But DoDPI did something stupid. They committed a security violation. In fact, they did so repeatedly. They found it inconvenient and unwieldy to carry classified briefing slides around with them as they traveled to various parts of the country to teach the diagnostic tool to examiners – and, when they found it necessary to brief uncleared personnel on the tool, rather than follow routine but bothersome administrative procedures which would have enabled them to do so, they elected to simply not stamp their briefing slides at all. Instead, they stamped their materials as Unclassified/FOUO – while handling and treating their materials as though they were classified, in order to ensure their tool did not fall into foreign hands. Why? Because anyone who learns how the entire US government now detects the employment of countermeasures, will be able to device [sic] methods to defeat the US government examination process.

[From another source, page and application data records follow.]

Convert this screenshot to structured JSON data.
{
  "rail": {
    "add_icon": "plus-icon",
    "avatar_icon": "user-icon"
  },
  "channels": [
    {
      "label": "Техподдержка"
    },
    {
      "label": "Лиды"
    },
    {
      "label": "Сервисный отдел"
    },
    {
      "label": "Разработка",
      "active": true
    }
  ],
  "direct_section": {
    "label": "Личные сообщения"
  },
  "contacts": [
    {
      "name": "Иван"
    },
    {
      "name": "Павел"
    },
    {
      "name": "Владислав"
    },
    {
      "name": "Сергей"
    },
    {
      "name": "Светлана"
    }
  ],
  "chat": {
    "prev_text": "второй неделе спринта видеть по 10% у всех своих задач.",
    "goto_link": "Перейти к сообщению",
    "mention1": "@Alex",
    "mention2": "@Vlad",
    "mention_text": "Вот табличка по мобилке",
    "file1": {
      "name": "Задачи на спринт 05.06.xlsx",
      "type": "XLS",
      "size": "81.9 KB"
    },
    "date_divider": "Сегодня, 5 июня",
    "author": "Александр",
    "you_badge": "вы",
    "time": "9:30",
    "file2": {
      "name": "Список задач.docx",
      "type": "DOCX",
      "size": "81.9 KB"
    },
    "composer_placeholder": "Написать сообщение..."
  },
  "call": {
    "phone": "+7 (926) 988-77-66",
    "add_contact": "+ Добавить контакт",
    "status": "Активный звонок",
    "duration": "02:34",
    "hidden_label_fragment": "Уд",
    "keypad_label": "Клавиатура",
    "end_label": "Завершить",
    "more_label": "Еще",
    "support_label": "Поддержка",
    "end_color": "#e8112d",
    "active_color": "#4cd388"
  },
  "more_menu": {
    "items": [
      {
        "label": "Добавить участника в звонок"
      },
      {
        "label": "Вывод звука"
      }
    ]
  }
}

Additional NCCA countermeasure training materials, with brief descriptions, are available for download here.
Gordon H. Barland, Ph.D. worked at the Department of Defense Polygraph Institute (now the National Center for Credibility Assessment) from 1986 until his retirement in 2000. During this period, he conducted research on polygraph countermeasures, and by his own estimation, “[p]rior to his retirement from DoDPI, he was the Federal Government’s primary authority on polygraph countermeasures.”
In July 2003, Dr. Barland presented a week-long course on polygraphy including polygraph countermeasures at the Instituto Nacional de Ciencias Forenses in Mexico City. According to an NCCA timeline on polygraph countermeasures, “[t]he course was presented by Barland after being approved by the National Security Agency.”
AntiPolygraph.org has obtained a copy of the 397-slide PowerPoint file Dr. Barland used in this presentation, which we are also making available as a PDF file. All are invited to download the file and to review it slide by slide. We present here only a few highlights.
The title slide:
Slide 42 discusses common polygraph operator doctrine about countermeasures and admits that it only applies to “naïve” countermeasures, that is, the sort of thing that someone who doesn’t understand polygraph procedure might attempt. In this slide, “E” is shorthand for “examiner”:
In slide 54, Dr. Barland’s mentions his fear, in the aftermath of the National Research Council’s damning 2003 report (10.3 mb PDF) and referencing a federal lawsuit that was ultimately dismissed on procedural grounds, that the United States Congress might outlaw polygraph screening:
Dr. Barland was particularly concerned with two websites that he said polygraph operators needed to monitor regularly: www.polygraph.com, run by former Oklahoma City Police Department polygrapher Doug Williams, who turned against polygraphy and began offering the public information about polygraphy’s shortcomings and how to pass or beat a polygraph “test,” and AntiPolygraph.org. The CAAWP listserv mentioned in the presentation is defunct:
Regarding Williams’ motives, Barland paints a very different picture of Williams than did the federal officials behind Operation Lie Busters, who set out to entrap, arrest, and incarcerate him:
Barland goes on to discuss Williams’ manual, How to Sting the Polygraph, at length.
Slide 148 suggests interrogation approaches for getting a polygraph examinee to admit to having used countermeasures:Barland also addresses AntiPolygraph.org and characterized our book, The Lie Behind the Lie Detector as “an excellent polygraph manual, with an extensive chapter on [countermeasures]”:
Absent from the presentation is any clearly stated, effective method for reliably detecting the kinds of countermeasures outlined in How to Sting the Polygraph and The Lie Behind the Lie Detector.